Studies of Sleep Deprivation—Relationship to Schizophrenia

Author Affiliations

Salt Lake City

From the Departments of Psychiatry, Biochemistry, and Medicine, University of Utah College of Medicine and the Veterans' Administration Hospital.

AMA Arch NeurPsych. 1959;81(3):348-359. doi:10.1001/archneurpsyc.1959.02340150080009

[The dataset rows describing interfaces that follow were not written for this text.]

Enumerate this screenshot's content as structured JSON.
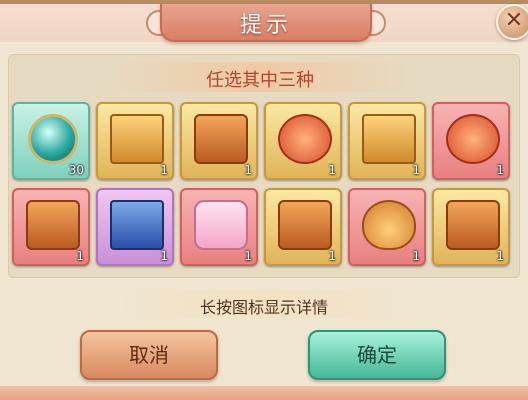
{
  "dialog": {
    "title": "提示",
    "close_icon": "close-icon",
    "subtitle": "任选其中三种",
    "hint": "长按图标显示详情",
    "buttons": {
      "cancel": "取消",
      "confirm": "确定"
    }
  },
  "items": [
    {
      "name": "teal-orb",
      "count": "30",
      "frame": "teal"
    },
    {
      "name": "golden-box-with-dice",
      "count": "1",
      "frame": "gold"
    },
    {
      "name": "treasure-chest-with-character",
      "count": "1",
      "frame": "gold"
    },
    {
      "name": "open-red-chest",
      "count": "1",
      "frame": "gold"
    },
    {
      "name": "orange-box",
      "count": "1",
      "frame": "gold"
    },
    {
      "name": "red-pouch",
      "count": "1",
      "frame": "red"
    },
    {
      "name": "red-octagonal-box",
      "count": "1",
      "frame": "red"
    },
    {
      "name": "blue-box-with-dice",
      "count": "1",
      "frame": "purple"
    },
    {
      "name": "pink-cake-box",
      "count": "1",
      "frame": "red"
    },
    {
      "name": "ornate-golden-chest",
      "count": "1",
      "frame": "gold"
    },
    {
      "name": "gold-coin-bag",
      "count": "1",
      "frame": "red"
    },
    {
      "name": "floral-treasure-chest",
      "count": "1",
      "frame": "gold"
    }
  ]
}
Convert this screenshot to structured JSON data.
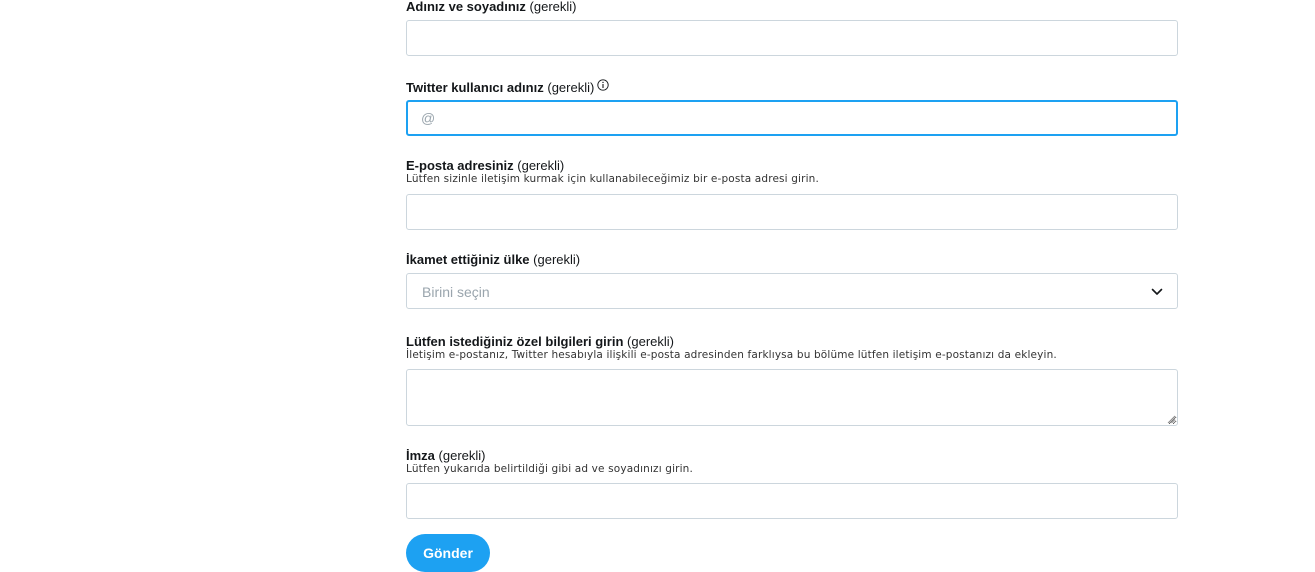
{
  "form": {
    "name_field": {
      "label": "Adınız ve soyadınız",
      "required": "(gerekli)",
      "value": ""
    },
    "twitter_field": {
      "label": "Twitter kullanıcı adınız",
      "required": "(gerekli)",
      "icon": "info-icon",
      "placeholder": "@",
      "value": ""
    },
    "email_field": {
      "label": "E-posta adresiniz",
      "required": "(gerekli)",
      "hint": "Lütfen sizinle iletişim kurmak için kullanabileceğimiz bir e-posta adresi girin.",
      "value": ""
    },
    "country_field": {
      "label": "İkamet ettiğiniz ülke",
      "required": "(gerekli)",
      "selected": "Birini seçin",
      "icon": "chevron-down-icon"
    },
    "details_field": {
      "label": "Lütfen istediğiniz özel bilgileri girin",
      "required": "(gerekli)",
      "hint": "İletişim e-postanız, Twitter hesabıyla ilişkili e-posta adresinden farklıysa bu bölüme lütfen iletişim e-postanızı da ekleyin.",
      "value": ""
    },
    "signature_field": {
      "label": "İmza",
      "required": "(gerekli)",
      "hint": "Lütfen yukarıda belirtildiği gibi ad ve soyadınızı girin.",
      "value": ""
    },
    "submit_label": "Gönder"
  },
  "colors": {
    "accent": "#1da1f2",
    "border": "#ccd6dd",
    "placeholder": "#9aa5ad",
    "text": "#14171a"
  }
}
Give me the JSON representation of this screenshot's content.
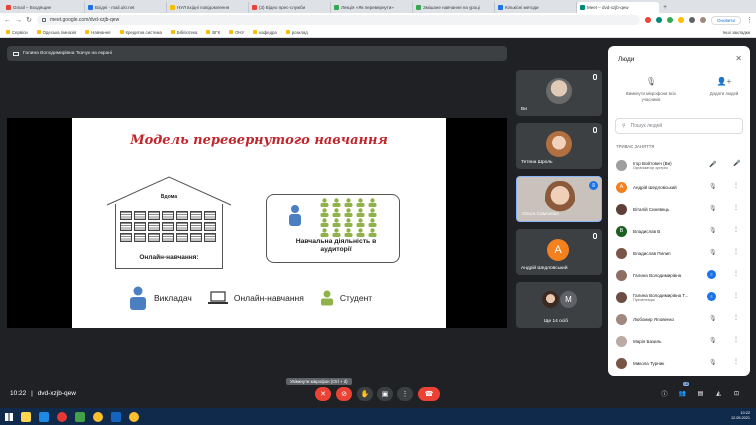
{
  "browser": {
    "tabs": [
      {
        "title": "Gmail – Входящие",
        "color": "#ea4335"
      },
      {
        "title": "Вхідні - mail.ukr.net",
        "color": "#1a73e8"
      },
      {
        "title": "НУЛ вхідні повідомлення",
        "color": "#fbbc04"
      },
      {
        "title": "(3) Відео прес-служби",
        "color": "#ea4335"
      },
      {
        "title": "Лекція «Як перевернути»",
        "color": "#34a853"
      },
      {
        "title": "Змішане навчання на уроці",
        "color": "#34a853"
      },
      {
        "title": "Кількісні методи",
        "color": "#1a73e8"
      },
      {
        "title": "Meet – dvd-xzjb-qew",
        "color": "#00897b"
      }
    ],
    "url": "meet.google.com/dvd-xzjb-qew",
    "update_label": "Оновити",
    "bookmarks": [
      "Сервіси",
      "Одеська гімназія",
      "Навчання",
      "Кредитна система",
      "Бібліотека",
      "ВГК",
      "ОНУ",
      "кафедра",
      "розклад"
    ],
    "bookmarks_right": "Інші закладки"
  },
  "meet": {
    "presenter_bar": "Галина Володимирівна Ткачук на екрані",
    "slide": {
      "title": "Модель перевернутого навчання",
      "house_top_label": "Вдома",
      "house_bottom_label": "Онлайн-навчання:",
      "class_label": "Навчальна діяльність в аудиторії",
      "legend": [
        "Викладач",
        "Онлайн-навчання",
        "Студент"
      ]
    },
    "tiles": [
      {
        "name": "Ви"
      },
      {
        "name": "Тетяна Шроль"
      },
      {
        "name": "Ольга Самохвал"
      },
      {
        "name": "Андрій Шедловський",
        "initial": "А"
      },
      {
        "name": "Ще 14 осіб",
        "initial": "М"
      }
    ],
    "clock": "10:22",
    "meeting_code": "dvd-xzjb-qew",
    "mic_tooltip": "Увімкнути мікрофон (Ctrl + d)",
    "participants_count": "18",
    "controls": {
      "mic": "mic-off-icon",
      "camera": "camera-off-icon",
      "hand": "hand-icon",
      "present": "present-icon",
      "more": "more-icon",
      "hangup": "hangup-icon"
    }
  },
  "panel": {
    "title": "Люди",
    "action_mute": "Вимкнути мікрофони всіх учасників",
    "action_add": "Додати людей",
    "search_placeholder": "Пошук людей",
    "section_label": "ТРИВАЄ ЗАНЯТТЯ",
    "people": [
      {
        "name": "Ігор Войтович (Ви)",
        "sub": "Організатор зустрічі",
        "color": "#9e9e9e",
        "initial": "",
        "state": "mic"
      },
      {
        "name": "Андрій Шедловський",
        "sub": "",
        "color": "#f4811f",
        "initial": "А",
        "state": "muted"
      },
      {
        "name": "Віталій Синявець",
        "sub": "",
        "color": "#5d4037",
        "initial": "",
        "state": "muted"
      },
      {
        "name": "Владислав В",
        "sub": "",
        "color": "#1b5e20",
        "initial": "В",
        "state": "muted"
      },
      {
        "name": "Владислав Пилип",
        "sub": "",
        "color": "#795548",
        "initial": "",
        "state": "muted"
      },
      {
        "name": "Галина Володимирівна",
        "sub": "",
        "color": "#8d6e63",
        "initial": "",
        "state": "speaking"
      },
      {
        "name": "Галина Володимирівна Т...",
        "sub": "Презентація",
        "color": "#6d4c41",
        "initial": "",
        "state": "speaking"
      },
      {
        "name": "Любомир Яловенко",
        "sub": "",
        "color": "#a1887f",
        "initial": "",
        "state": "muted"
      },
      {
        "name": "Марія Базиль",
        "sub": "",
        "color": "#bcaaa4",
        "initial": "",
        "state": "muted"
      },
      {
        "name": "Микола Турник",
        "sub": "",
        "color": "#795548",
        "initial": "",
        "state": "muted"
      }
    ]
  },
  "taskbar": {
    "time": "10:22",
    "date": "12.05.2021"
  }
}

Introduction  There were several reasons for investigating the effects of sleep deprivation in man. One was simply a curiosity about the unusual consequences of prolonged insomnia described by earlier investigators. Kleitman1 and Tyler2 cited in detail the hallucinations and "psychotic-like" symptoms that occur under these circumstances and also described subjects who developed short-lived "schizophrenic" psychoses. Psychological alterations, such as inattention, apathy, illusions, and hallucinations, which commonly appear after 36 to 50 hours of wakefulness, have been noted to coincide with an increase in high-frequency, low-amplitude waves on the electroencephalogogram.3-5 In contrast to such spontaneous psychological disturbances, sleep-deprived subjects have been able to perform normally on specific tests designed to measure work capacity, psychomotor performance, intellectual acumen, and personality structure.1,8 Measurements of the basal metabolic rate, blood sugar, alkaline reserve, blood and urinary adrenal steroids, etc., have not been found to change significantly with sleep deprivation.1,5